Don Mischer can take the heat. In fact, he readily admits to being an adrenaline junkie who thrives on producing fast-paced celebrity-studded live broadcasts for massive global audiences.
Mischer, who has won 15 Emmys and a Peabody Award, has shepherded opening ceremonies at the Olympics, Super Bowl halftime shows and the inauguration of President Barack Obama. For three years in a row, he produced the Academy Awards, a high-risk, high-visibility telecast, without so much as a last-minute jitter.
The nerves had a workout in advance, as it turns out.
"There's nothing like that feeling that the clock is ticking down and you're sitting in the truck, and then suddenly it's time, and everybody gets quiet. That's when I get calm," he told the L.A. Times in 2010, describing that spot when he's behind the controls of a premiere TV show.
"I'm much more uptight two weeks ahead of time when I feel we're not on top of everything," he said, "when a major presenter can drop out or a piece of film isn't ready."
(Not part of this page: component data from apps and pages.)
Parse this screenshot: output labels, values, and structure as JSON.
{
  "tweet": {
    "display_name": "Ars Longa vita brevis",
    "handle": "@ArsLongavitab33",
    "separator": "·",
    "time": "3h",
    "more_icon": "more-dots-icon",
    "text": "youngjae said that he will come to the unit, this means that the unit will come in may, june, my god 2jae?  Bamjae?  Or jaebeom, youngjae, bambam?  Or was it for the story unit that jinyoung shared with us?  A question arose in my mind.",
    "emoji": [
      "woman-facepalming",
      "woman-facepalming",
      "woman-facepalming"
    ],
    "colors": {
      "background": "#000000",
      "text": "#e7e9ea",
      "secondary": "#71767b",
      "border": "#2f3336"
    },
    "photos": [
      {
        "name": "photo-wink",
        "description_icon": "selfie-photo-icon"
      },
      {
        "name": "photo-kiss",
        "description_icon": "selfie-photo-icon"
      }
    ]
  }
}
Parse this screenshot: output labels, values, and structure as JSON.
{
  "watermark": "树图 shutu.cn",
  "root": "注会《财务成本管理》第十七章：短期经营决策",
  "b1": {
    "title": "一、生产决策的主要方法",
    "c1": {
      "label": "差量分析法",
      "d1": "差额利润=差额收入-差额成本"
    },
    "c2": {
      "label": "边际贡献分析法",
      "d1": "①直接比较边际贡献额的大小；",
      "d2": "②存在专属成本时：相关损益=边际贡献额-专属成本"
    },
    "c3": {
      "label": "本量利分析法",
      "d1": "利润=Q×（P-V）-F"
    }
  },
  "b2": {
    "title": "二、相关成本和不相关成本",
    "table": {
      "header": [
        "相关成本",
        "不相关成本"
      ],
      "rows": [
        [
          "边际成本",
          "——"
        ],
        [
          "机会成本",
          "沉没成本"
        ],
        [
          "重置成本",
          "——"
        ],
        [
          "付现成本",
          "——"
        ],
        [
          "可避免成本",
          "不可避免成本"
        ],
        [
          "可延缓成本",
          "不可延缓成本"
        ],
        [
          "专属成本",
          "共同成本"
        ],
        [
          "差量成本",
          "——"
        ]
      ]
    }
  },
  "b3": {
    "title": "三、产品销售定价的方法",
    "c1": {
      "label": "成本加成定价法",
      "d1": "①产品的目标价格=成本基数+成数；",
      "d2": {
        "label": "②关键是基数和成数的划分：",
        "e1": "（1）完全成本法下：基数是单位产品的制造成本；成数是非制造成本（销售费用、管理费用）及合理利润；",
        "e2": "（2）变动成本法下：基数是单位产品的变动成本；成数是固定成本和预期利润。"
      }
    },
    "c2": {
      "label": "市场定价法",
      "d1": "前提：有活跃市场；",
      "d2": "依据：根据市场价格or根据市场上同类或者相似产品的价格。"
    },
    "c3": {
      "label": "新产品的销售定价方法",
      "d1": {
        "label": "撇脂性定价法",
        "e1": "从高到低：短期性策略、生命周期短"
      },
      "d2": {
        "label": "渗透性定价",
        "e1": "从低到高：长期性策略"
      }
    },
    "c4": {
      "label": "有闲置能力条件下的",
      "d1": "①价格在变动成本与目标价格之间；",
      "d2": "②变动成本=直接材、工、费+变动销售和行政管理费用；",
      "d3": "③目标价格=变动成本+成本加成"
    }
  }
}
The veteran director and producer and president of Don Mischer Productions, has spent his career juggling heavyweight political events (the Kennedy Center Honors, the ceremony celebrating Hong Kong's reunification with China) with performances by such rock 'n' roll royalty as Bruce Springsteen, Paul McCartney and the Rolling Stones.
And as unpredictable as world leaders or A-list stars may be, they often don't compare to the real diva at a live event: Mother Nature. Mischer, a Texas native, told The Times several years ago that he'd had a terrible premonition about the 2009 Super Bowl's halftime show with Prince.
"I had dreams the night before that it would rain, and his two dancers, called the Twinz, in their 8-inch-high heels would fall over. Would we cut to a wide shot? Bring out a stretcher? You worry about all that. You worry about everything. You worry about earthquakes."
The coda? It did rain, buckets, but the Twinz stayed upright and the Mischer-produced musical performance is often touted as one of the best Big Game halftime shows in history.
-T.L. Stanley for the Los Angeles Times